As an alternate embodiment, the transition region may provide a phase gradient to deepen the sound shadow 15. This may be achieved by splitter panels which are of triangular form with the widest dimension at the base and having an upwardly diminishing width. Spaced apart rows of such splitters also may provide an amplitude gradient by graduated duct attenuation.
The facing of the elements 2 and 3 comprising the transition region should comprise acoustically absorptive material. The absorptive requirements for picket-shaped elements are not critical, but need be only absorptive enough to minimize field distortion due to pressure doubling upon reflection. Further, the efficiency as a function of frequency is sensitive to the geometry of the transition elements, although an extremely large range of shapes is possible. For example, the attenuation in the region of 1000 hertz is improved by making the top of the pickets flat instead of pointed, as is shown in FIG. 1.
There is shown in FIG. 1 an embodiment of the invention suitable for use along a highway or other traffic thoroughfare. Only a linear section of the device is shown, it being understood that it is to be extended in the direction of its major axis as far as is desired. The structure comprises an acoustically opaque base portion of earth-fill, concrete, or other suitable material formed into an upwardly sloping or vertical wall. A plurality of pickets or the like are supported by, and extend upwardly from base 1. Exemplary pickets are identified at 2 and 3, it being understood that all may be of identical configuration. The lower ends of the pickets (2-3) may be embedded within the base 1 by concrete portion 4 where the base 1 comprises an earthwork. A uniform spacing is provided between adjacent pickets, and the interstitial dimension may be that previously mentioned by way of example. It should be further understood that the interstices may be perforations, or circular apertures, or openings having a geometry other than the V-shape provided by the pickets shown. The essential characteristic of the upper portion of the structure (as viewed in FIG. 1) is that it have a zone of acoustic transparency having a gradient.
There is shown in FIG. 2 a second embodiment of the invention of the "flow duct" type. Here the earth base 5 carries a compacted gravel cover portion 6 upon which rests a plurality of spaced-apart splitters such as indicated at 7 and 8. The base-end of splitters 7 and 8 may be secured to concrete foundations 9 and 10. Again, the height and center-to-center spacing of splitters 7 and 8 may be in accordance with the previously discussed example.

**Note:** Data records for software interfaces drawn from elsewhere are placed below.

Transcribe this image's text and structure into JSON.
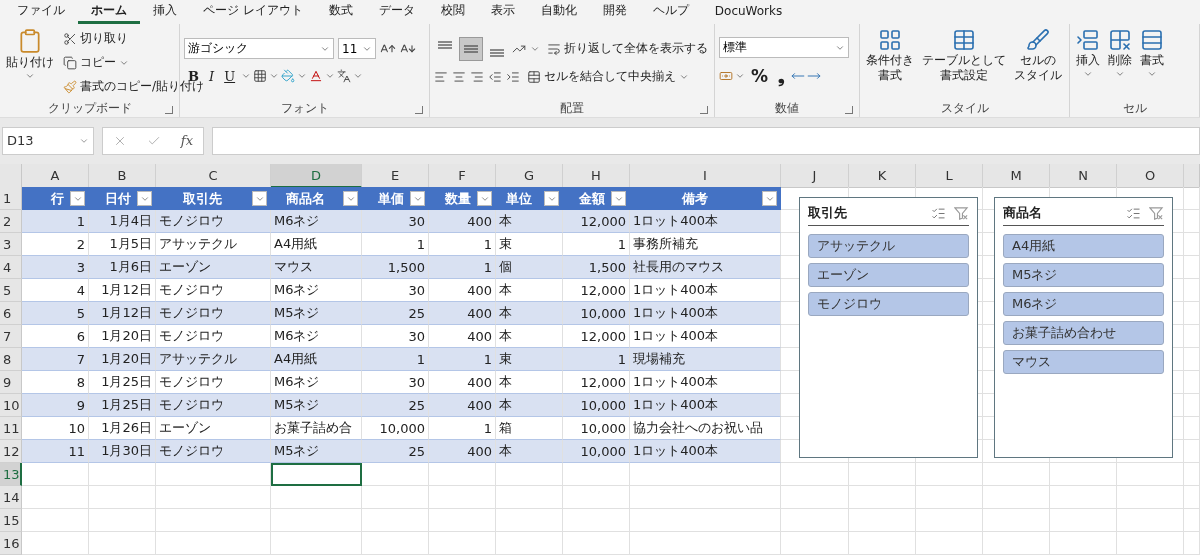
{
  "menu_tabs": [
    {
      "label": "ファイル",
      "selected": false
    },
    {
      "label": "ホーム",
      "selected": true
    },
    {
      "label": "挿入",
      "selected": false
    },
    {
      "label": "ページ レイアウト",
      "selected": false
    },
    {
      "label": "数式",
      "selected": false
    },
    {
      "label": "データ",
      "selected": false
    },
    {
      "label": "校閲",
      "selected": false
    },
    {
      "label": "表示",
      "selected": false
    },
    {
      "label": "自動化",
      "selected": false
    },
    {
      "label": "開発",
      "selected": false
    },
    {
      "label": "ヘルプ",
      "selected": false
    },
    {
      "label": "DocuWorks",
      "selected": false
    }
  ],
  "ribbon": {
    "clipboard": {
      "paste": "貼り付け",
      "cut": "切り取り",
      "copy": "コピー",
      "format_painter": "書式のコピー/貼り付け",
      "label": "クリップボード"
    },
    "font": {
      "font_name": "游ゴシック",
      "font_size": "11",
      "bold": "B",
      "italic": "I",
      "underline": "U",
      "label": "フォント"
    },
    "alignment": {
      "vertical": [
        {
          "selected": false
        },
        {
          "selected": true
        },
        {
          "selected": false
        }
      ],
      "wrap": "折り返して全体を表示する",
      "merge": "セルを結合して中央揃え",
      "label": "配置"
    },
    "number": {
      "format": "標準",
      "percent": "%",
      "comma": "❟",
      "label": "数値"
    },
    "styles": {
      "buttons": [
        {
          "kind": "conditional",
          "lines": [
            "条件付き",
            "書式"
          ]
        },
        {
          "kind": "table",
          "lines": [
            "テーブルとして",
            "書式設定"
          ]
        },
        {
          "kind": "cell",
          "lines": [
            "セルの",
            "スタイル"
          ]
        }
      ],
      "label": "スタイル"
    },
    "cells": {
      "buttons": [
        {
          "kind": "insert",
          "label": "挿入"
        },
        {
          "kind": "delete",
          "label": "削除"
        },
        {
          "kind": "format",
          "label": "書式"
        }
      ],
      "label": "セル"
    }
  },
  "formula_bar": {
    "name_box": "D13",
    "fx": "fx"
  },
  "sheet": {
    "column_letters": [
      {
        "label": "A",
        "selected": false
      },
      {
        "label": "B",
        "selected": false
      },
      {
        "label": "C",
        "selected": false
      },
      {
        "label": "D",
        "selected": true
      },
      {
        "label": "E",
        "selected": false
      },
      {
        "label": "F",
        "selected": false
      },
      {
        "label": "G",
        "selected": false
      },
      {
        "label": "H",
        "selected": false
      },
      {
        "label": "I",
        "selected": false
      },
      {
        "label": "J",
        "selected": false
      },
      {
        "label": "K",
        "selected": false
      },
      {
        "label": "L",
        "selected": false
      },
      {
        "label": "M",
        "selected": false
      },
      {
        "label": "N",
        "selected": false
      },
      {
        "label": "O",
        "selected": false
      }
    ],
    "row_numbers": [
      {
        "label": "1",
        "selected": false
      },
      {
        "label": "2",
        "selected": false
      },
      {
        "label": "3",
        "selected": false
      },
      {
        "label": "4",
        "selected": false
      },
      {
        "label": "5",
        "selected": false
      },
      {
        "label": "6",
        "selected": false
      },
      {
        "label": "7",
        "selected": false
      },
      {
        "label": "8",
        "selected": false
      },
      {
        "label": "9",
        "selected": false
      },
      {
        "label": "10",
        "selected": false
      },
      {
        "label": "11",
        "selected": false
      },
      {
        "label": "12",
        "selected": false
      },
      {
        "label": "13",
        "selected": true
      },
      {
        "label": "14",
        "selected": false
      },
      {
        "label": "15",
        "selected": false
      },
      {
        "label": "16",
        "selected": false
      }
    ],
    "table": {
      "columns": [
        {
          "header": "行",
          "kind": "number"
        },
        {
          "header": "日付",
          "kind": "number"
        },
        {
          "header": "取引先",
          "kind": "text"
        },
        {
          "header": "商品名",
          "kind": "text"
        },
        {
          "header": "単価",
          "kind": "number"
        },
        {
          "header": "数量",
          "kind": "number"
        },
        {
          "header": "単位",
          "kind": "text"
        },
        {
          "header": "金額",
          "kind": "number"
        },
        {
          "header": "備考",
          "kind": "text"
        }
      ],
      "rows": [
        [
          "1",
          "1月4日",
          "モノジロウ",
          "M6ネジ",
          "30",
          "400",
          "本",
          "12,000",
          "1ロット400本"
        ],
        [
          "2",
          "1月5日",
          "アサッテクル",
          "A4用紙",
          "1",
          "1",
          "束",
          "1",
          "事務所補充"
        ],
        [
          "3",
          "1月6日",
          "エーゾン",
          "マウス",
          "1,500",
          "1",
          "個",
          "1,500",
          "社長用のマウス"
        ],
        [
          "4",
          "1月12日",
          "モノジロウ",
          "M6ネジ",
          "30",
          "400",
          "本",
          "12,000",
          "1ロット400本"
        ],
        [
          "5",
          "1月12日",
          "モノジロウ",
          "M5ネジ",
          "25",
          "400",
          "本",
          "10,000",
          "1ロット400本"
        ],
        [
          "6",
          "1月20日",
          "モノジロウ",
          "M6ネジ",
          "30",
          "400",
          "本",
          "12,000",
          "1ロット400本"
        ],
        [
          "7",
          "1月20日",
          "アサッテクル",
          "A4用紙",
          "1",
          "1",
          "束",
          "1",
          "現場補充"
        ],
        [
          "8",
          "1月25日",
          "モノジロウ",
          "M6ネジ",
          "30",
          "400",
          "本",
          "12,000",
          "1ロット400本"
        ],
        [
          "9",
          "1月25日",
          "モノジロウ",
          "M5ネジ",
          "25",
          "400",
          "本",
          "10,000",
          "1ロット400本"
        ],
        [
          "10",
          "1月26日",
          "エーゾン",
          "お菓子詰め合",
          "10,000",
          "1",
          "箱",
          "10,000",
          "協力会社へのお祝い品"
        ],
        [
          "11",
          "1月30日",
          "モノジロウ",
          "M5ネジ",
          "25",
          "400",
          "本",
          "10,000",
          "1ロット400本"
        ]
      ]
    },
    "slicers": [
      {
        "title": "取引先",
        "items": [
          {
            "label": "アサッテクル",
            "selected": true
          },
          {
            "label": "エーゾン",
            "selected": true
          },
          {
            "label": "モノジロウ",
            "selected": true
          }
        ]
      },
      {
        "title": "商品名",
        "items": [
          {
            "label": "A4用紙",
            "selected": true
          },
          {
            "label": "M5ネジ",
            "selected": true
          },
          {
            "label": "M6ネジ",
            "selected": true
          },
          {
            "label": "お菓子詰め合わせ",
            "selected": true
          },
          {
            "label": "マウス",
            "selected": true
          }
        ]
      }
    ]
  }
}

The planar surfaces of the pickets or splitters should be faced with an acoustically absorptive (viz., non-reflective) material. There is shown in FIG. 3 a cross section of a picket 11 which is provided with an absorptive facing 12 on the side directed towards the sound source. Metallic felt or other suitable material may be used as the facing 12, and may, if desired, be applied to all exposed surfaces.
The foregoing is considered as illustrative only of the principles of the invention. Further, since numerous modifications and changes will readily be apparent to those versed in the art, it is not desired to limit the invention to the exact construction and operation shown and described.